• _EXTRACTED ENTRIES_
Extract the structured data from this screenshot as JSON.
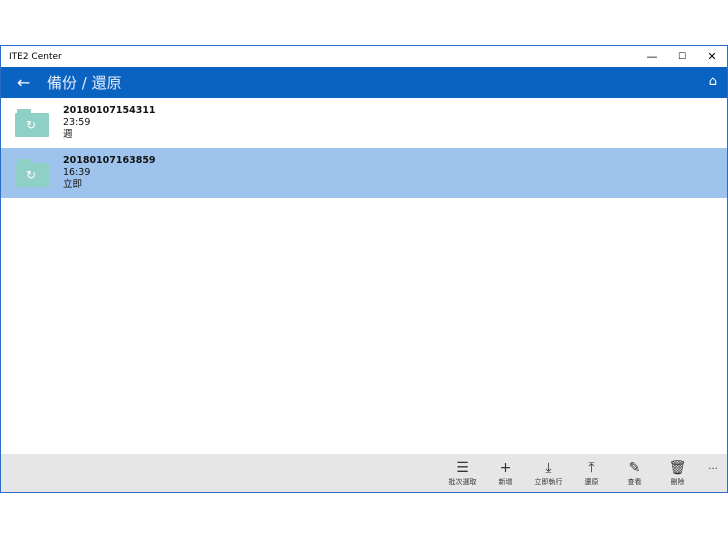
{
  "window": {
    "title": "ITE2 Center",
    "minimize": "—",
    "maximize": "☐",
    "close": "✕"
  },
  "header": {
    "title": "備份 / 還原",
    "back_icon": "←",
    "home_icon": "⌂"
  },
  "items": [
    {
      "name": "20180107154311",
      "time": "23:59",
      "schedule": "週",
      "selected": false
    },
    {
      "name": "20180107163859",
      "time": "16:39",
      "schedule": "立即",
      "selected": true
    }
  ],
  "commands": [
    {
      "label": "批次選取",
      "icon": "☰"
    },
    {
      "label": "新增",
      "icon": "+"
    },
    {
      "label": "立即執行",
      "icon": "⤓"
    },
    {
      "label": "還原",
      "icon": "⤒"
    },
    {
      "label": "查看",
      "icon": "✎"
    },
    {
      "label": "刪除",
      "icon": "🗑"
    }
  ],
  "more": "···"
}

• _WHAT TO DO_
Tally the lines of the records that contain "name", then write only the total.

• _ANSWER SPACE_
2